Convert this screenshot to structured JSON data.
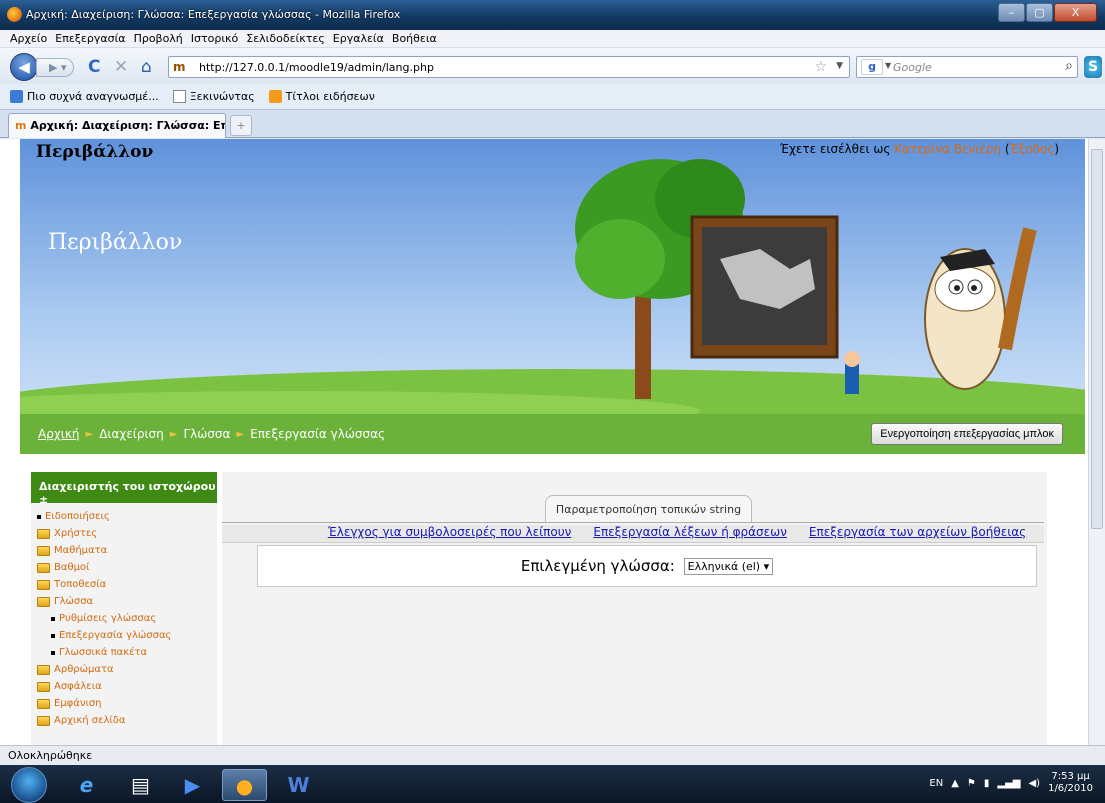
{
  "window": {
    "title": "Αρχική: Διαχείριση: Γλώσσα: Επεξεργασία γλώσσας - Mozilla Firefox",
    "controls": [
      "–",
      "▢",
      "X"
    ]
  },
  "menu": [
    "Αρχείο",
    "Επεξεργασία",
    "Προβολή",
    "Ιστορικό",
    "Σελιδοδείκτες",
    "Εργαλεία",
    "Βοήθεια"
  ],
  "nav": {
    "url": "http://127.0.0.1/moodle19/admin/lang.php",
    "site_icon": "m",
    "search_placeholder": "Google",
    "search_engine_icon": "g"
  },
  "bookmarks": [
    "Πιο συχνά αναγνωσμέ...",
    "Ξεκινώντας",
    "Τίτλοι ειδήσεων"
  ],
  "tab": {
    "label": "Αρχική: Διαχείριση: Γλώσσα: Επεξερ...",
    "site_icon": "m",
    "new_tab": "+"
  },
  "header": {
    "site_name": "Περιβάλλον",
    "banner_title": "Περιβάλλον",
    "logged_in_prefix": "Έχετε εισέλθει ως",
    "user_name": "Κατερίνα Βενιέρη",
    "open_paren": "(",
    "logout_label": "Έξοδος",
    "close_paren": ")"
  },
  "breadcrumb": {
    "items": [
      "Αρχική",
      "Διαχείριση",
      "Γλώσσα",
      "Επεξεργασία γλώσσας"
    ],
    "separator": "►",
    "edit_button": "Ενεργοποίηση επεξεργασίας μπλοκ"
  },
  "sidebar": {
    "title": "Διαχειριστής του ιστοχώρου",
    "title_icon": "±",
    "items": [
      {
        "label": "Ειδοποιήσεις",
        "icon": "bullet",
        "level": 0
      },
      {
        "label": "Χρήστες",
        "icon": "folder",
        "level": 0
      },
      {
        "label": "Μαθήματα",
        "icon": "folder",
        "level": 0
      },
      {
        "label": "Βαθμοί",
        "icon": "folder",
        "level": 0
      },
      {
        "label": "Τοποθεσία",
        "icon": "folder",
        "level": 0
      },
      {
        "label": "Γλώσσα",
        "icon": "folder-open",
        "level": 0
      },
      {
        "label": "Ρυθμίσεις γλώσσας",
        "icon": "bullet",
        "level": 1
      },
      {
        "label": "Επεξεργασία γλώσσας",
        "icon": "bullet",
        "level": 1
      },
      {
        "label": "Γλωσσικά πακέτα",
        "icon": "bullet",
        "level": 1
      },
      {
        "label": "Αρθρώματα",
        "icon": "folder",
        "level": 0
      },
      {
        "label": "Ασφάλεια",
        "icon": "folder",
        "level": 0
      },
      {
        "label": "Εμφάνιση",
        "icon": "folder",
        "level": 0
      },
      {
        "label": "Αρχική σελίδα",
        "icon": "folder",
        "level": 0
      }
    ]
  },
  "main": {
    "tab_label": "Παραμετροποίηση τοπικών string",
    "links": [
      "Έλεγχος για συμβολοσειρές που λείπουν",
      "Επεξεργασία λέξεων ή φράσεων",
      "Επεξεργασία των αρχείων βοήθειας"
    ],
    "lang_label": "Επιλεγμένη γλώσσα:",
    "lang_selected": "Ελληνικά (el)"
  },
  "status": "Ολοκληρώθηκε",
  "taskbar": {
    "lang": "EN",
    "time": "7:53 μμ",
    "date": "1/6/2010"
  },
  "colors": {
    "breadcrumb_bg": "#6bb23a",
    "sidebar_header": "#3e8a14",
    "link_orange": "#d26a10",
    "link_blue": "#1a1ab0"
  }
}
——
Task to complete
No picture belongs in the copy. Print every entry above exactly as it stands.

Worked solution
Convert this screenshot to structured JSON data.
{
  "window": {
    "title": "Αρχική: Διαχείριση: Γλώσσα: Επεξεργασία γλώσσας - Mozilla Firefox",
    "controls": [
      "–",
      "▢",
      "X"
    ]
  },
  "menu": [
    "Αρχείο",
    "Επεξεργασία",
    "Προβολή",
    "Ιστορικό",
    "Σελιδοδείκτες",
    "Εργαλεία",
    "Βοήθεια"
  ],
  "nav": {
    "url": "http://127.0.0.1/moodle19/admin/lang.php",
    "site_icon": "m",
    "search_placeholder": "Google",
    "search_engine_icon": "g"
  },
  "bookmarks": [
    "Πιο συχνά αναγνωσμέ...",
    "Ξεκινώντας",
    "Τίτλοι ειδήσεων"
  ],
  "tab": {
    "label": "Αρχική: Διαχείριση: Γλώσσα: Επεξερ...",
    "site_icon": "m",
    "new_tab": "+"
  },
  "header": {
    "site_name": "Περιβάλλον",
    "banner_title": "Περιβάλλον",
    "logged_in_prefix": "Έχετε εισέλθει ως",
    "user_name": "Κατερίνα Βενιέρη",
    "open_paren": "(",
    "logout_label": "Έξοδος",
    "close_paren": ")"
  },
  "breadcrumb": {
    "items": [
      "Αρχική",
      "Διαχείριση",
      "Γλώσσα",
      "Επεξεργασία γλώσσας"
    ],
    "separator": "►",
    "edit_button": "Ενεργοποίηση επεξεργασίας μπλοκ"
  },
  "sidebar": {
    "title": "Διαχειριστής του ιστοχώρου",
    "title_icon": "±",
    "items": [
      {
        "label": "Ειδοποιήσεις",
        "icon": "bullet",
        "level": 0
      },
      {
        "label": "Χρήστες",
        "icon": "folder",
        "level": 0
      },
      {
        "label": "Μαθήματα",
        "icon": "folder",
        "level": 0
      },
      {
        "label": "Βαθμοί",
        "icon": "folder",
        "level": 0
      },
      {
        "label": "Τοποθεσία",
        "icon": "folder",
        "level": 0
      },
      {
        "label": "Γλώσσα",
        "icon": "folder-open",
        "level": 0
      },
      {
        "label": "Ρυθμίσεις γλώσσας",
        "icon": "bullet",
        "level": 1
      },
      {
        "label": "Επεξεργασία γλώσσας",
        "icon": "bullet",
        "level": 1
      },
      {
        "label": "Γλωσσικά πακέτα",
        "icon": "bullet",
        "level": 1
      },
      {
        "label": "Αρθρώματα",
        "icon": "folder",
        "level": 0
      },
      {
        "label": "Ασφάλεια",
        "icon": "folder",
        "level": 0
      },
      {
        "label": "Εμφάνιση",
        "icon": "folder",
        "level": 0
      },
      {
        "label": "Αρχική σελίδα",
        "icon": "folder",
        "level": 0
      }
    ]
  },
  "main": {
    "tab_label": "Παραμετροποίηση τοπικών string",
    "links": [
      "Έλεγχος για συμβολοσειρές που λείπουν",
      "Επεξεργασία λέξεων ή φράσεων",
      "Επεξεργασία των αρχείων βοήθειας"
    ],
    "lang_label": "Επιλεγμένη γλώσσα:",
    "lang_selected": "Ελληνικά (el)"
  },
  "status": "Ολοκληρώθηκε",
  "taskbar": {
    "lang": "EN",
    "time": "7:53 μμ",
    "date": "1/6/2010"
  },
  "colors": {
    "breadcrumb_bg": "#6bb23a",
    "sidebar_header": "#3e8a14",
    "link_orange": "#d26a10",
    "link_blue": "#1a1ab0"
  }
}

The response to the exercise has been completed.